It was on the radio: Fellow sold stolen goods to an undercover policeman and was fined for possessing stolen goods. He appealed, and his lawyer argued that in selling the goods to a policeman he was merely assisting the police in what was their proper duty anyway -- to return stolen property to its rightful owner. The higher court agreed, and overturned the lower court's ruling.

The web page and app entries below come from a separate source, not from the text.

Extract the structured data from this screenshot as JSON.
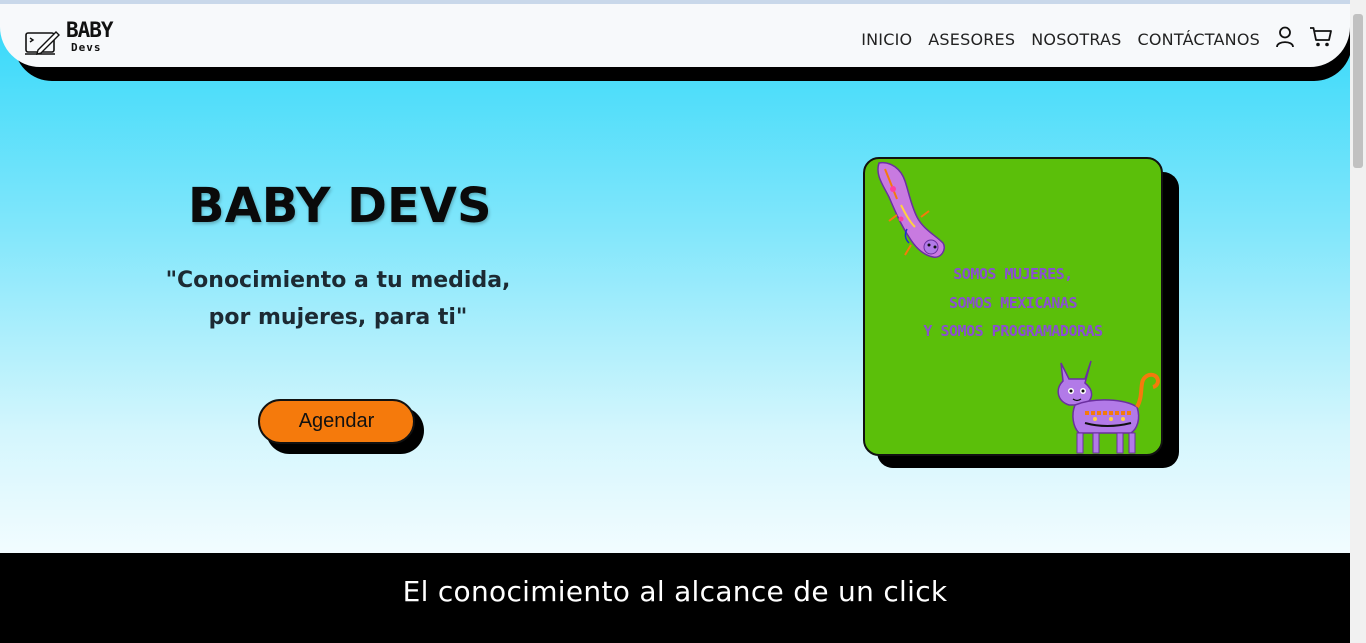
{
  "brand": {
    "line1": "BABY",
    "line2": "Devs"
  },
  "nav": {
    "links": [
      "INICIO",
      "ASESORES",
      "NOSOTRAS",
      "CONTÁCTANOS"
    ],
    "user_icon": "user-icon",
    "cart_icon": "cart-icon"
  },
  "hero": {
    "title": "BABY DEVS",
    "subtitle_line1": "\"Conocimiento a tu medida,",
    "subtitle_line2": "por mujeres, para ti\"",
    "cta_label": "Agendar"
  },
  "card": {
    "lines": [
      "SOMOS MUJERES,",
      "SOMOS MEXICANAS",
      "Y SOMOS PROGRAMADORAS"
    ],
    "background": "#5bbf0a",
    "text_color": "#8a4fd0"
  },
  "banner": {
    "text": "El conocimiento al alcance de un click"
  },
  "colors": {
    "accent": "#f57a0c",
    "hero_top": "#31d8fa",
    "nav_bg": "#f7f9fb"
  }
}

My wife was lately drawn for jury duty, so we have been sensitive to such refinements of jurisprudence. When the notice came, there was a questionnaire with it so she could establish her qualifications, and also her willingness. She responded that she would be honored thus to perform a public duty, and off she went to leave me a cold and lonely sandwich in the refrigerator. But she would come home, sometimes before I finished my sandwich, lamenting that the lawyers passed her by. Day after day. I suggested she enroll for the Dale Carnegie course and learn how to become popular. Then, one day, she stayed all day, and came home happy. She had served. Dealt with minor infraction. The lawyer for the defense manfully and artfully earned his fee, but the decision was unanimous. Guilty. And on that note she was dismissed and I haven't had a chilled sandwich since.
There was a case that came to my attention some years ago, and on an appeal I think I might have voted for a reversal. These two men, neighbors, took turns driving to business, and one evening on the way home the man who was driving miscued and took a corner so fast that he bounced off the curbstone and made quite a squeal as he dragged his brakes. The officer standing there signalled to pull over. Now, the man who was not driving said, ''Shift places, quick -- I know this cop and can talk to him!''

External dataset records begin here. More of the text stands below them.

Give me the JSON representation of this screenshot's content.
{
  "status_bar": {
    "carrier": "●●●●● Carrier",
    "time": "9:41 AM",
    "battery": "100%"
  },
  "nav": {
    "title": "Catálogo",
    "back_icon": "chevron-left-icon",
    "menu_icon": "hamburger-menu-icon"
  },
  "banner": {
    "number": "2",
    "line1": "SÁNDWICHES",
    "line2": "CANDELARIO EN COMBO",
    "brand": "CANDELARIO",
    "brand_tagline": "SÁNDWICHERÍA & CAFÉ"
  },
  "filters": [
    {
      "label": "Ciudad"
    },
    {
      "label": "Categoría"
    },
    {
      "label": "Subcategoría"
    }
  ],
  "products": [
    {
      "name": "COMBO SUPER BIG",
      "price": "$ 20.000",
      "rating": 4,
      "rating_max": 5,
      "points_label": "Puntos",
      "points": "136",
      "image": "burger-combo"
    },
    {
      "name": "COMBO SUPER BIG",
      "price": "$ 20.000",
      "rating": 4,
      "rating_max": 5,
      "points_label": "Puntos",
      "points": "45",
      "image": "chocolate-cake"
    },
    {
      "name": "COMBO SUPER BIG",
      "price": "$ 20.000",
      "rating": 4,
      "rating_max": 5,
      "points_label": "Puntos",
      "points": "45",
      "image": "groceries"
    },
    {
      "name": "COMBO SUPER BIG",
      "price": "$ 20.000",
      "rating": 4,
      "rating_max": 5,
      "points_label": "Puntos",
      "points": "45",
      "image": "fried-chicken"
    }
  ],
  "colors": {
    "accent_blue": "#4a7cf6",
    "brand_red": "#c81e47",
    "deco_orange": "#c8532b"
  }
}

So when the officer came walking up, pulling his summons book from his pocket , it turned out he was a new man on the beat and the non-driver, now behind the wheel, didn't know him from a keg of Morse's sauerkraut. Which means that the non-driver is now scheduled to appear in court one week from the following Tuesday to answer a charge of reckless driving and driving to endanger. The real driver had a deep and sympathetic pang at this come-uppance, and felt it was only right for him to do what he could. So he told the non-driver to get a lawyer and have the case continued.

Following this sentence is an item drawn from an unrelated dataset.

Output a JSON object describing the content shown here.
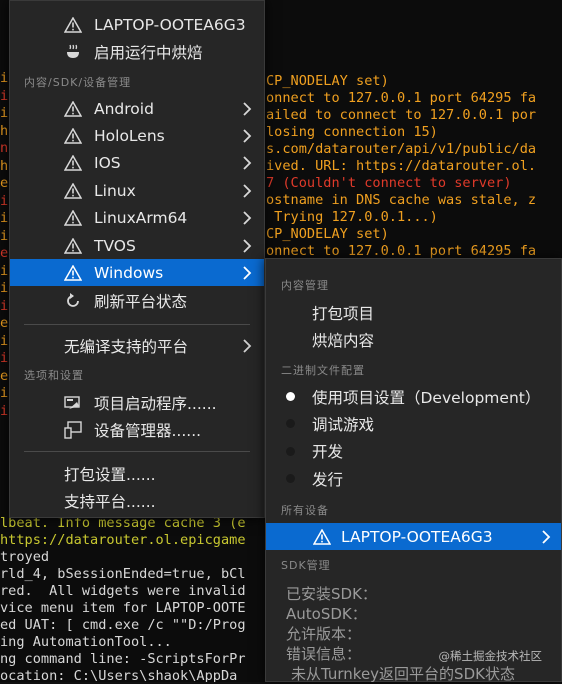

The lawyer, unaware that his client was not guilty for reason of changed places, advised the non-driver to plead nolom and pay the fine. Easiest way out. No damage done, and the fine shouldn't be more than fifty dollars. Why spend more than that? Continuances cost money.
''No,'' said the real driver, ''continue the case and wait. You'll see!''
Still advising against it, the lawyer continued the case several times, and then one day the real driver came to the non-driver, and he said, ''Go to court next Monday morning! Everything's going to be all right!''
The lawyer said, ''So what have you gained? You'll still have to pay the fine , and me besides. You could have wrapped the whole thing up two months ago.''
But the appearance was made, and what do you think? In comes the jury, and there in the front row was the driver himself! He had contrived to get himself on the jury and everything was going to be, as he said, all right!
The policeman gave his testimony. A vehicle had negotiated an intersection at excessive speed, bounding off the granite limits of the right of way, had then proceeded out of control 217 feet, 2 3/4 inches, and had come to rest in the opposite lane. Yes, the gentleman there (pointing) was at the wheel. He had made the arrest for reckless driving and driving to endanger.
The lawyer for the defense made effort enough to warrant his fee, and knew it was wasted. But the defendant sat serenely confident, smiling at his good friend on the jury. The jury was out just two minutes. It returned a unanimous Guilty.
Stunned, the non-driver jumped up and shouted, ''But Judge, your honor! I'm not him -- he's me!'' (The real driver said later that he was carried away by the policeman's convincing testimony.)